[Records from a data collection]
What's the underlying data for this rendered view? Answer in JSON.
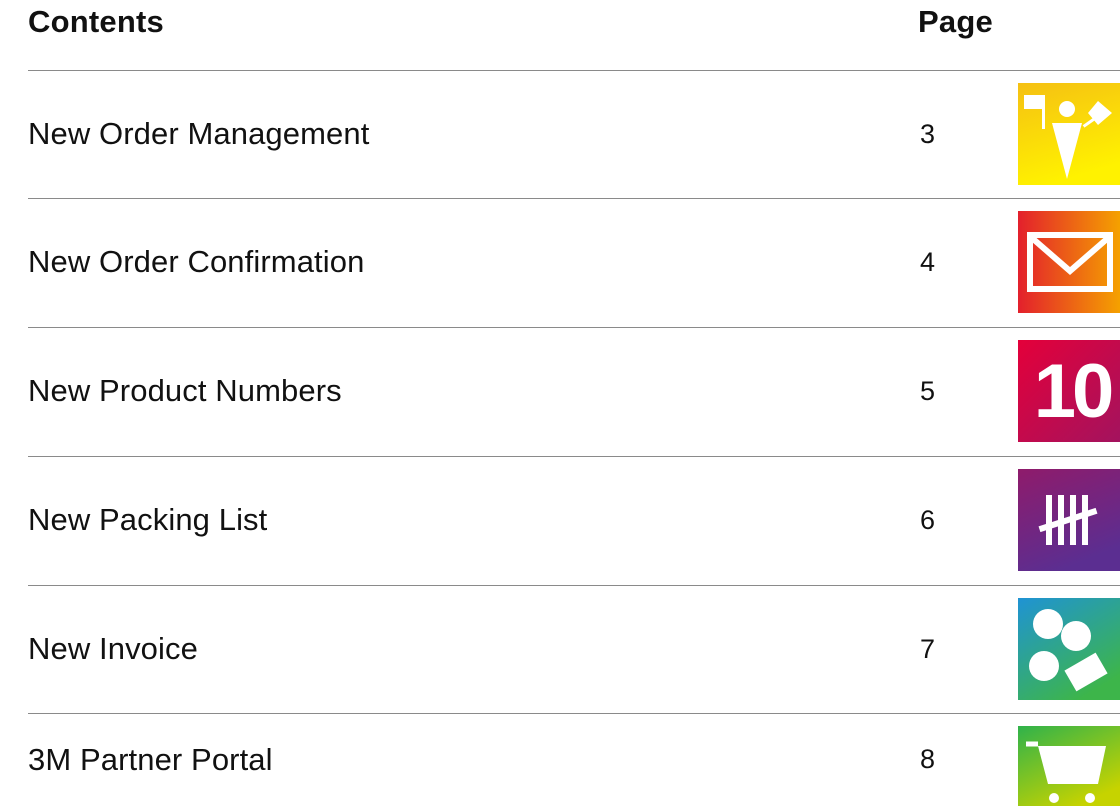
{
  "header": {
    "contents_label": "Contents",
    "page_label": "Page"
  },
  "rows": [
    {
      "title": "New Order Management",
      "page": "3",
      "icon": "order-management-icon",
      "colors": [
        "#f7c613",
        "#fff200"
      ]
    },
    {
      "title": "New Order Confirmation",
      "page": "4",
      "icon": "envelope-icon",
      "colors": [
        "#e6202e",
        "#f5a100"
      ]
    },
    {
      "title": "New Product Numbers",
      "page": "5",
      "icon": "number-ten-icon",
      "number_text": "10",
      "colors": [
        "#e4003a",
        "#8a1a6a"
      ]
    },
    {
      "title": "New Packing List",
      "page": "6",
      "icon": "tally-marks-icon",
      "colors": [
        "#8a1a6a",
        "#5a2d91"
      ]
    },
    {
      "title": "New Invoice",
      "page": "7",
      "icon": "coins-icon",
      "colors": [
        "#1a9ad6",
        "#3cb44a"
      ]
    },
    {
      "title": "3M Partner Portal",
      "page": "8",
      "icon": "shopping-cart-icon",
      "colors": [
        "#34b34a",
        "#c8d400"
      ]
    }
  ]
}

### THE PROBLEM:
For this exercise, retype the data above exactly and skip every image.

### REPLY TO THE TASK:
What's the underlying data for this rendered view? Answer in JSON.
{
  "header": {
    "contents_label": "Contents",
    "page_label": "Page"
  },
  "rows": [
    {
      "title": "New Order Management",
      "page": "3",
      "icon": "order-management-icon",
      "colors": [
        "#f7c613",
        "#fff200"
      ]
    },
    {
      "title": "New Order Confirmation",
      "page": "4",
      "icon": "envelope-icon",
      "colors": [
        "#e6202e",
        "#f5a100"
      ]
    },
    {
      "title": "New Product Numbers",
      "page": "5",
      "icon": "number-ten-icon",
      "number_text": "10",
      "colors": [
        "#e4003a",
        "#8a1a6a"
      ]
    },
    {
      "title": "New Packing List",
      "page": "6",
      "icon": "tally-marks-icon",
      "colors": [
        "#8a1a6a",
        "#5a2d91"
      ]
    },
    {
      "title": "New Invoice",
      "page": "7",
      "icon": "coins-icon",
      "colors": [
        "#1a9ad6",
        "#3cb44a"
      ]
    },
    {
      "title": "3M Partner Portal",
      "page": "8",
      "icon": "shopping-cart-icon",
      "colors": [
        "#34b34a",
        "#c8d400"
      ]
    }
  ]
}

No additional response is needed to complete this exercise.